1 tablespoon fish sauce
Salt and pepper
1 red onion, peeled and sliced thin
3 scallions, trimmed and cut in 1-inch lengths
2 tablespoons butter
2 bunches of watercress (arugula works as well)
2 limes, cut into wedges


    1. Marinate meat with garlic, half the sugar, 1 teaspoon salt, 1/4 teaspoon pepper and 1 tablespoon oil for about 2 hours. Meanwhile, combine vinegar, remaining sugar, wine, soy sauce and fish sauce in another bowl. Taste, and add salt and pepper if necessary. Mix about 1 tablespoon salt and 1 teaspoon pepper in a third small bowl.
    2. Divide the meat into 2 portions. Put a wok over maximum heat, and add about 2 tablespoons oil. When the oil smokes, add the meat in one layer. Let it sit until a brown crust forms, and turn to brown the other side. When browned, set meat aside and brown the second batch.
    3.  When second batch of meat has been seared, return all meat to the wok.
    4. Add onions and scallions and stir for 30 seconds. Add the vinegar mixture and shake pan to release the beef. Add butter and keep shaking wok until butter melts.
    5. Serve beef over watercress, passing the salt and pepper mixture and lime wedges at the table.

    Wine pairing: We're talking steak here, so I would always go with a red. If you're getting a big refund on your 2017 taxes, I'd pick a Rombauer Zinfandel for $29.97 at Total Wine.

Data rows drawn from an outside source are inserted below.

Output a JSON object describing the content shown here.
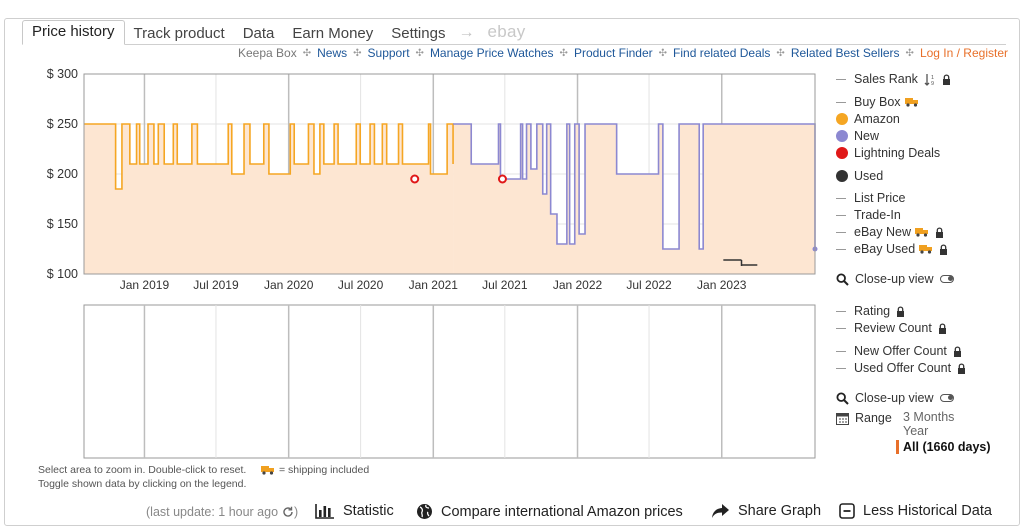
{
  "tabs": [
    {
      "label": "Price history",
      "active": true
    },
    {
      "label": "Track product"
    },
    {
      "label": "Data"
    },
    {
      "label": "Earn Money"
    },
    {
      "label": "Settings"
    }
  ],
  "tab_arrow": "→",
  "tab_ebay": "ebay",
  "subnav": {
    "keepa_box": "Keepa Box",
    "news": "News",
    "support": "Support",
    "manage": "Manage Price Watches",
    "finder": "Product Finder",
    "deals": "Find related Deals",
    "bestsellers": "Related Best Sellers",
    "login": "Log In / Register",
    "sep": "✣"
  },
  "legend": {
    "sales_rank": "Sales Rank",
    "buy_box": "Buy Box",
    "amazon": "Amazon",
    "new": "New",
    "lightning": "Lightning Deals",
    "used": "Used",
    "list_price": "List Price",
    "trade_in": "Trade-In",
    "ebay_new": "eBay New",
    "ebay_used": "eBay Used",
    "closeup1": "Close-up view",
    "rating": "Rating",
    "review_count": "Review Count",
    "new_offer": "New Offer Count",
    "used_offer": "Used Offer Count",
    "closeup2": "Close-up view",
    "range": "Range",
    "range_3m": "3 Months",
    "range_year": "Year",
    "range_all": "All (1660 days)"
  },
  "colors": {
    "amazon": "#f5a623",
    "new": "#8c88d1",
    "lightning": "#e01818",
    "used": "#333333",
    "fill": "#fde6d2",
    "link": "#1e5799",
    "accent": "#e8702a"
  },
  "notes": {
    "line1": "Select area to zoom in. Double-click to reset.",
    "line2": "Toggle shown data by clicking on the legend.",
    "shipping": "= shipping included"
  },
  "bottom": {
    "last_update": "(last update: 1 hour ago",
    "last_update_end": ")",
    "statistic": "Statistic",
    "compare": "Compare international Amazon prices",
    "share": "Share Graph",
    "less": "Less Historical Data"
  },
  "chart_data": {
    "type": "line",
    "ylabels": [
      "$ 300",
      "$ 250",
      "$ 200",
      "$ 150",
      "$ 100"
    ],
    "yticks": [
      300,
      250,
      200,
      150,
      100
    ],
    "ylim": [
      100,
      300
    ],
    "xlim": [
      "2018-08-01",
      "2023-08-25"
    ],
    "xtick_labels": [
      "Jan 2019",
      "Jul 2019",
      "Jan 2020",
      "Jul 2020",
      "Jan 2021",
      "Jul 2021",
      "Jan 2022",
      "Jul 2022",
      "Jan 2023"
    ],
    "xtick_dates": [
      "2019-01-01",
      "2019-07-01",
      "2020-01-01",
      "2020-07-01",
      "2021-01-01",
      "2021-07-01",
      "2022-01-01",
      "2022-07-01",
      "2023-01-01"
    ],
    "series": [
      {
        "name": "Amazon",
        "color": "#f5a623",
        "x": [
          "2018-08-01",
          "2018-10-20",
          "2018-11-05",
          "2018-11-25",
          "2018-12-12",
          "2018-12-20",
          "2019-01-10",
          "2019-01-25",
          "2019-02-05",
          "2019-02-20",
          "2019-03-15",
          "2019-03-25",
          "2019-05-01",
          "2019-05-15",
          "2019-08-01",
          "2019-08-10",
          "2019-09-10",
          "2019-09-25",
          "2019-10-30",
          "2019-11-12",
          "2020-01-05",
          "2020-01-15",
          "2020-02-20",
          "2020-03-05",
          "2020-03-20",
          "2020-03-30",
          "2020-04-25",
          "2020-05-05",
          "2020-06-20",
          "2020-06-30",
          "2020-07-25",
          "2020-08-05",
          "2020-08-25",
          "2020-09-05",
          "2020-10-05",
          "2020-10-15",
          "2020-12-20",
          "2020-12-25",
          "2021-02-05",
          "2021-02-20"
        ],
        "y": [
          250,
          185,
          250,
          210,
          250,
          210,
          250,
          210,
          250,
          210,
          250,
          210,
          250,
          210,
          250,
          200,
          250,
          210,
          250,
          200,
          250,
          210,
          250,
          200,
          250,
          210,
          250,
          210,
          250,
          210,
          250,
          210,
          250,
          210,
          250,
          210,
          250,
          200,
          250,
          210
        ]
      },
      {
        "name": "New",
        "color": "#8c88d1",
        "x": [
          "2021-02-20",
          "2021-04-01",
          "2021-04-07",
          "2021-06-15",
          "2021-06-20",
          "2021-08-10",
          "2021-08-15",
          "2021-08-25",
          "2021-09-05",
          "2021-09-20",
          "2021-10-05",
          "2021-10-15",
          "2021-10-25",
          "2021-11-10",
          "2021-12-05",
          "2021-12-12",
          "2021-12-25",
          "2022-01-05",
          "2022-01-20",
          "2022-04-05",
          "2022-04-10",
          "2022-04-20",
          "2022-05-05",
          "2022-05-15",
          "2022-06-05",
          "2022-06-20",
          "2022-07-25",
          "2022-08-05",
          "2022-09-15",
          "2022-11-05",
          "2022-11-15",
          "2022-12-05",
          "2023-08-25"
        ],
        "y": [
          250,
          250,
          210,
          250,
          195,
          250,
          195,
          250,
          205,
          250,
          180,
          250,
          160,
          130,
          250,
          130,
          250,
          140,
          250,
          250,
          200,
          200,
          200,
          200,
          200,
          200,
          250,
          125,
          250,
          125,
          250,
          250,
          125
        ]
      }
    ],
    "lightning_deals": [
      {
        "x": "2020-11-15",
        "y": 195
      },
      {
        "x": "2021-06-25",
        "y": 195
      }
    ],
    "used_segments": [
      {
        "x": [
          "2023-01-05",
          "2023-02-20"
        ],
        "y": [
          114,
          114
        ]
      },
      {
        "x": [
          "2023-02-20",
          "2023-04-01"
        ],
        "y": [
          109,
          109
        ]
      }
    ]
  }
}
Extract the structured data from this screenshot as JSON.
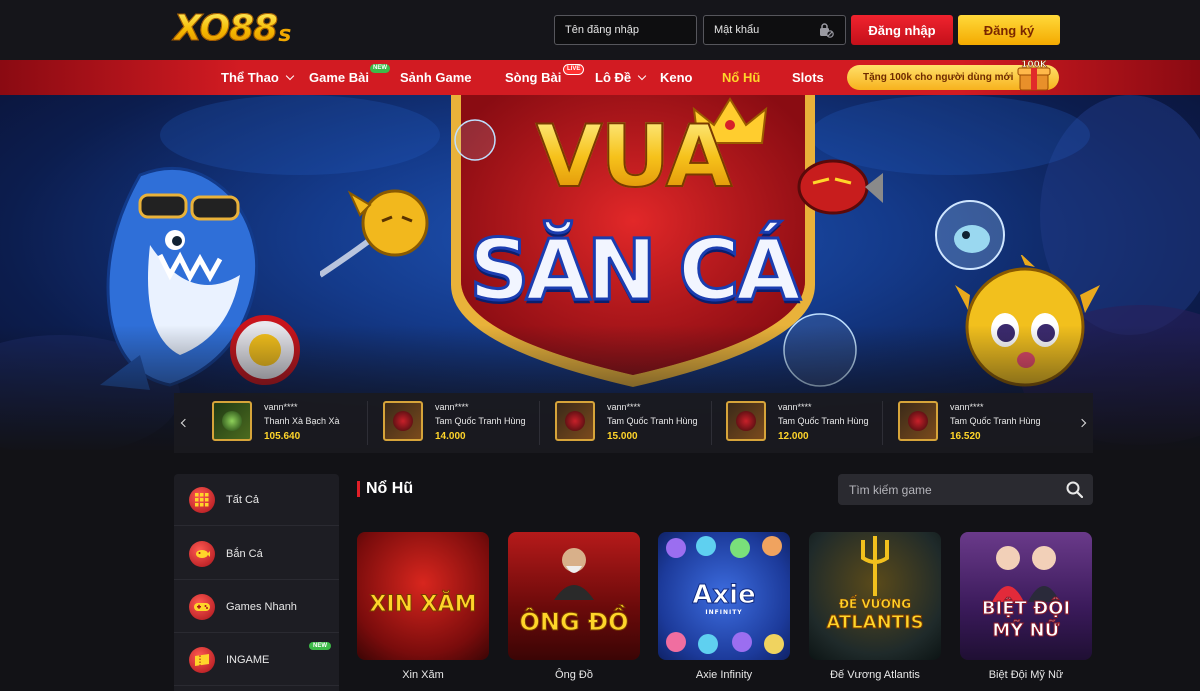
{
  "header": {
    "logo_main": "XO88",
    "logo_suffix": "s",
    "username_placeholder": "Tên đăng nhập",
    "password_placeholder": "Mật khẩu",
    "login_label": "Đăng nhập",
    "register_label": "Đăng ký"
  },
  "nav": {
    "items": [
      {
        "label": "Thể Thao",
        "dropdown": true
      },
      {
        "label": "Game Bài",
        "badge": "NEW"
      },
      {
        "label": "Sảnh Game"
      },
      {
        "label": "Sòng Bài",
        "badge": "LIVE"
      },
      {
        "label": "Lô Đề",
        "dropdown": true
      },
      {
        "label": "Keno"
      },
      {
        "label": "Nổ Hũ",
        "active": true
      },
      {
        "label": "Slots"
      }
    ],
    "promo_label": "Tặng 100k cho người dùng mới",
    "promo_gift_label": "100K"
  },
  "banner": {
    "line1": "VUA",
    "line2": "SĂN CÁ"
  },
  "winners": [
    {
      "user": "vann****",
      "game": "Thanh Xà Bạch Xà",
      "amount": "105.640"
    },
    {
      "user": "vann****",
      "game": "Tam Quốc Tranh Hùng",
      "amount": "14.000"
    },
    {
      "user": "vann****",
      "game": "Tam Quốc Tranh Hùng",
      "amount": "15.000"
    },
    {
      "user": "vann****",
      "game": "Tam Quốc Tranh Hùng",
      "amount": "12.000"
    },
    {
      "user": "vann****",
      "game": "Tam Quốc Tranh Hùng",
      "amount": "16.520"
    }
  ],
  "sidebar": {
    "items": [
      {
        "label": "Tất Cả"
      },
      {
        "label": "Bắn Cá"
      },
      {
        "label": "Games Nhanh"
      },
      {
        "label": "INGAME",
        "badge": "NEW"
      }
    ]
  },
  "main": {
    "section_title": "Nổ Hũ",
    "search_placeholder": "Tìm kiếm game",
    "games": [
      {
        "name": "Xin Xăm",
        "logo": "XIN XĂM"
      },
      {
        "name": "Ông Đồ",
        "logo": "ÔNG ĐỒ"
      },
      {
        "name": "Axie Infinity",
        "logo": "Axie",
        "logo_sub": "INFINITY"
      },
      {
        "name": "Đế Vương Atlantis",
        "logo": "ĐẾ VƯƠNG",
        "logo_sub": "ATLANTIS"
      },
      {
        "name": "Biệt Đội Mỹ Nữ",
        "logo": "BIỆT ĐỘI",
        "logo_sub": "MỸ NỮ"
      }
    ]
  },
  "colors": {
    "nav_red": "#d21b22",
    "accent_yellow": "#ffd52a",
    "login_red": "#e01f28",
    "register_yellow": "#f7c21d",
    "page_bg": "#121216"
  }
}
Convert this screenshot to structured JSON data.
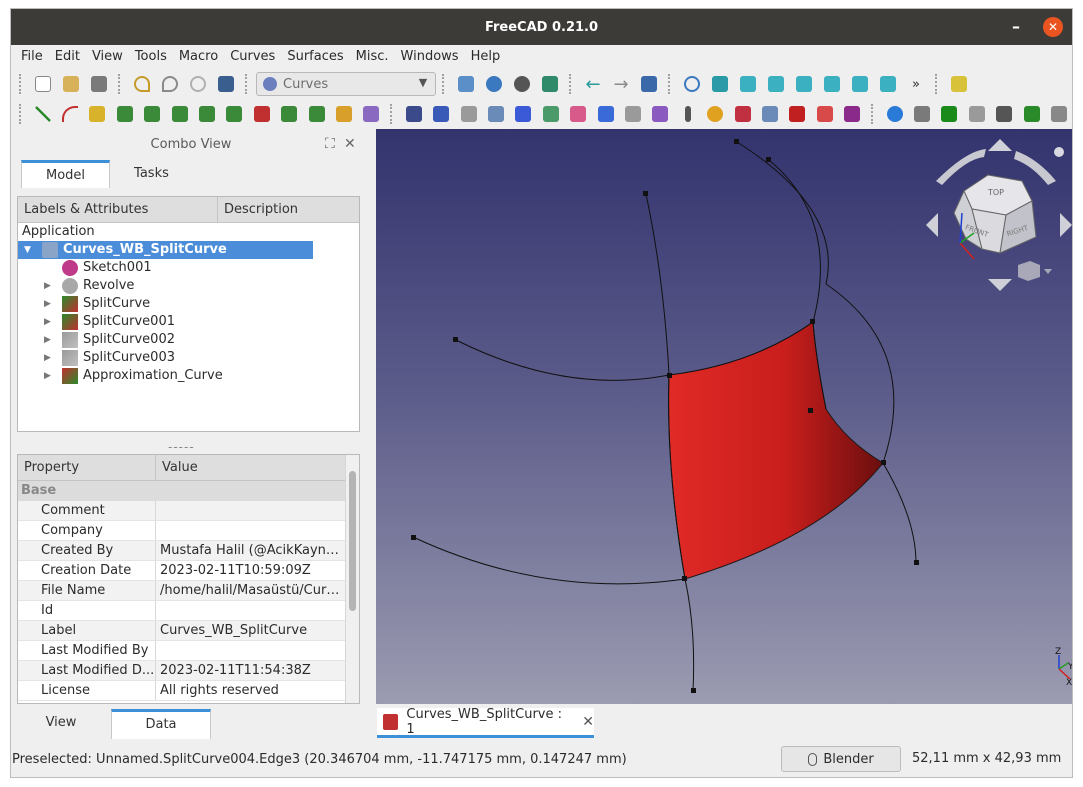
{
  "window": {
    "title": "FreeCAD 0.21.0",
    "minimize": "–",
    "close": "✕"
  },
  "menu": [
    "File",
    "Edit",
    "View",
    "Tools",
    "Macro",
    "Curves",
    "Surfaces",
    "Misc.",
    "Windows",
    "Help"
  ],
  "toolbar": {
    "workbench": "Curves",
    "overflow": "»"
  },
  "combo_view": {
    "title": "Combo View",
    "tabs": [
      "Model",
      "Tasks"
    ],
    "active_tab": "Model",
    "tree": {
      "columns": [
        "Labels & Attributes",
        "Description"
      ],
      "root": "Application",
      "items": [
        {
          "label": "Curves_WB_SplitCurve",
          "selected": true,
          "icon": "document-icon"
        },
        {
          "label": "Sketch001",
          "icon": "sketch-icon"
        },
        {
          "label": "Revolve",
          "icon": "revolve-icon"
        },
        {
          "label": "SplitCurve",
          "icon": "splitcurve-icon"
        },
        {
          "label": "SplitCurve001",
          "icon": "splitcurve-icon"
        },
        {
          "label": "SplitCurve002",
          "icon": "splitcurve-hidden-icon"
        },
        {
          "label": "SplitCurve003",
          "icon": "splitcurve-hidden-icon"
        },
        {
          "label": "Approximation_Curve",
          "icon": "approximation-icon"
        }
      ]
    },
    "splitter": "-----",
    "properties": {
      "columns": [
        "Property",
        "Value"
      ],
      "group": "Base",
      "rows": [
        {
          "key": "Comment",
          "value": ""
        },
        {
          "key": "Company",
          "value": ""
        },
        {
          "key": "Created By",
          "value": "Mustafa Halil (@AcikKaynakci)"
        },
        {
          "key": "Creation Date",
          "value": "2023-02-11T10:59:09Z"
        },
        {
          "key": "File Name",
          "value": "/home/halil/Masaüstü/Curve..."
        },
        {
          "key": "Id",
          "value": ""
        },
        {
          "key": "Label",
          "value": "Curves_WB_SplitCurve"
        },
        {
          "key": "Last Modified By",
          "value": ""
        },
        {
          "key": "Last Modified D...",
          "value": "2023-02-11T11:54:38Z"
        },
        {
          "key": "License",
          "value": "All rights reserved"
        }
      ]
    },
    "bottom_tabs": [
      "View",
      "Data"
    ],
    "active_bottom_tab": "Data"
  },
  "document_tab": {
    "label": "Curves_WB_SplitCurve : 1",
    "close": "✕"
  },
  "navcube": {
    "faces": [
      "TOP",
      "FRONT",
      "RIGHT"
    ]
  },
  "axis_labels": [
    "Z",
    "Y",
    "X"
  ],
  "colors": {
    "accent": "#3d8fd8",
    "selection": "#4c8dd9",
    "surface": "#d9201e",
    "titlebar": "#3c3b37",
    "close": "#e95420"
  },
  "statusbar": {
    "message": "Preselected: Unnamed.SplitCurve004.Edge3 (20.346704 mm, -11.747175 mm, 0.147247 mm)",
    "navigation": "Blender",
    "dimensions": "52,11 mm x 42,93 mm"
  }
}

If you have to pay Uncle Sam, choose a Bogle Zinfandel Old Vine for $7.97

    Me and Goldie, 1956